Peter Wallach said they’d been shortlisted for the LGC Investment Awards 2012 and asked if the Pension Committee wanted to be represented at the awards ceremony and if so how many?

The Chair asked for comments. Cllr Harry Smith suggested three councillors, one from Labour, one from the Conservatives and one from the Lib Dems.

The Chair suggested that they add the Head of the Fund too. Cllr Geoffrey Watt asked which category they had been shortlisted in? The answer given was large pension fund of the year. They all voted in favour of sending three councillors and the head of the Fund to the awards ceremony at The Royal Garden Hotel, Kensington, London in December.


Labour ban filming at public meeting of Wirral Council’s Pensions Committee

Labour Chair of Pensions Committee Cllr Pat Glasman bans filming at public meeting

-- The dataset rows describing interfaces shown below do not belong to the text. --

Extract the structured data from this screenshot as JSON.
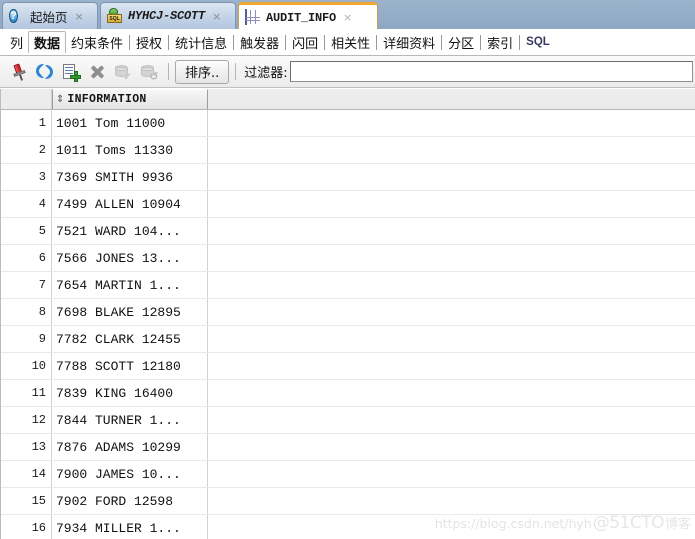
{
  "window_tabs": [
    {
      "label": "起始页",
      "icon": "help-circle-icon",
      "active": false,
      "close": "×"
    },
    {
      "label": "HYHCJ-SCOTT",
      "icon": "sql-connection-icon",
      "active": false,
      "close": "×"
    },
    {
      "label": "AUDIT_INFO",
      "icon": "table-grid-icon",
      "active": true,
      "close": "×"
    }
  ],
  "category_tabs": [
    {
      "label": "列",
      "selected": false
    },
    {
      "label": "数据",
      "selected": true
    },
    {
      "label": "约束条件",
      "selected": false
    },
    {
      "label": "授权",
      "selected": false
    },
    {
      "label": "统计信息",
      "selected": false
    },
    {
      "label": "触发器",
      "selected": false
    },
    {
      "label": "闪回",
      "selected": false
    },
    {
      "label": "相关性",
      "selected": false
    },
    {
      "label": "详细资料",
      "selected": false
    },
    {
      "label": "分区",
      "selected": false
    },
    {
      "label": "索引",
      "selected": false
    },
    {
      "label": "SQL",
      "selected": false
    }
  ],
  "toolbar": {
    "buttons": [
      {
        "name": "freeze-pin-icon",
        "enabled": true
      },
      {
        "name": "refresh-icon",
        "enabled": true
      },
      {
        "name": "insert-row-icon",
        "enabled": true
      },
      {
        "name": "delete-row-icon",
        "enabled": true
      },
      {
        "name": "commit-icon",
        "enabled": false
      },
      {
        "name": "rollback-icon",
        "enabled": false
      }
    ],
    "sort_label": "排序..",
    "filter_label": "过滤器:",
    "filter_value": "",
    "filter_placeholder": ""
  },
  "grid": {
    "column_header": "INFORMATION",
    "sort_glyph": "⇕",
    "rows": [
      {
        "n": "1",
        "information": "1001 Tom 11000"
      },
      {
        "n": "2",
        "information": "1011 Toms 11330"
      },
      {
        "n": "3",
        "information": "7369 SMITH 9936"
      },
      {
        "n": "4",
        "information": "7499 ALLEN 10904"
      },
      {
        "n": "5",
        "information": "7521 WARD 104..."
      },
      {
        "n": "6",
        "information": "7566 JONES 13..."
      },
      {
        "n": "7",
        "information": "7654 MARTIN 1..."
      },
      {
        "n": "8",
        "information": "7698 BLAKE 12895"
      },
      {
        "n": "9",
        "information": "7782 CLARK 12455"
      },
      {
        "n": "10",
        "information": "7788 SCOTT 12180"
      },
      {
        "n": "11",
        "information": "7839 KING 16400"
      },
      {
        "n": "12",
        "information": "7844 TURNER 1..."
      },
      {
        "n": "13",
        "information": "7876 ADAMS 10299"
      },
      {
        "n": "14",
        "information": "7900 JAMES 10..."
      },
      {
        "n": "15",
        "information": "7902 FORD 12598"
      },
      {
        "n": "16",
        "information": "7934 MILLER 1..."
      }
    ]
  },
  "watermark": {
    "url": "https://blog.csdn.net/hyh",
    "brand": "@51CTO",
    "suffix": "博客"
  },
  "colors": {
    "tabbar_bg": "#93abc8",
    "active_tab_accent": "#f0a830",
    "grid_header_bg": "#ececec",
    "pin_red": "#c01414",
    "refresh_blue": "#2f86d6",
    "plus_green": "#2f9e2f"
  }
}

Please accept YouTube cookies to play this video. By accepting you will be accessing content from YouTube, a service provided by an external third party.

YouTube privacy policy

If you accept this notice, your choice will be saved and the page will refresh.

In extraordinary scenes tonight, Labour councillors at Wirral Council (where else?) chose to ban filming during a public meeting of the Pension Committee. The Pension Committee has eleven Wirral Council councillors on it, along with a councillor from each other Merseyside local authority and a trade union representative. Wirral Council are the administering authority for the £4.7 billion Merseyside Pension Fund, which at its last valuation had a £1.3 billion deficit. Quite what are the real reasons behind this move we’re not entirely sure, although it makes the public wonder what they’ve got to hide (agenda and reports on Wirral Council’s website here)?

I quote from this letter from their previous Director of Law, Bill Norman dated 22nd July 2011 “Finally, I can confirm that, since Monday 28 February 2011, blogging, Tweeting and the use of video cameras have all been permitted during meetings of the Council. Indeed, a number of people were using some of these technologies in the meeting on 1 March. Wirral Council was the first local authority in Merseyside to respond to the request by the Government to take this step to allow greater public scrutiny of meetings and decisions.”

The below was also agreed as Wirral Council policy (agreed unanimously on 12th December 2011),

(2) Reaffirms its commitment, made last year by the previous Conservative Liberal Democrat administration, to ensure that any member of the public who wishes to film or broadcast from a public Council meeting is encouraged to do so.

However since taking over in May, some Labour councillors seem determined to make decisions that ride roughshod over agreed policy or decisions they don’t agree with (such as the Budget for 2012/2013 agreed by the former Conservative/Lib Dem administration). Certainly the last time the former Chair of the Planning Committee, Cllr David Elderton tried this just over a year ago, there was a U-turn within a few days.

It’ll be interesting to see (pun intended) what happens next.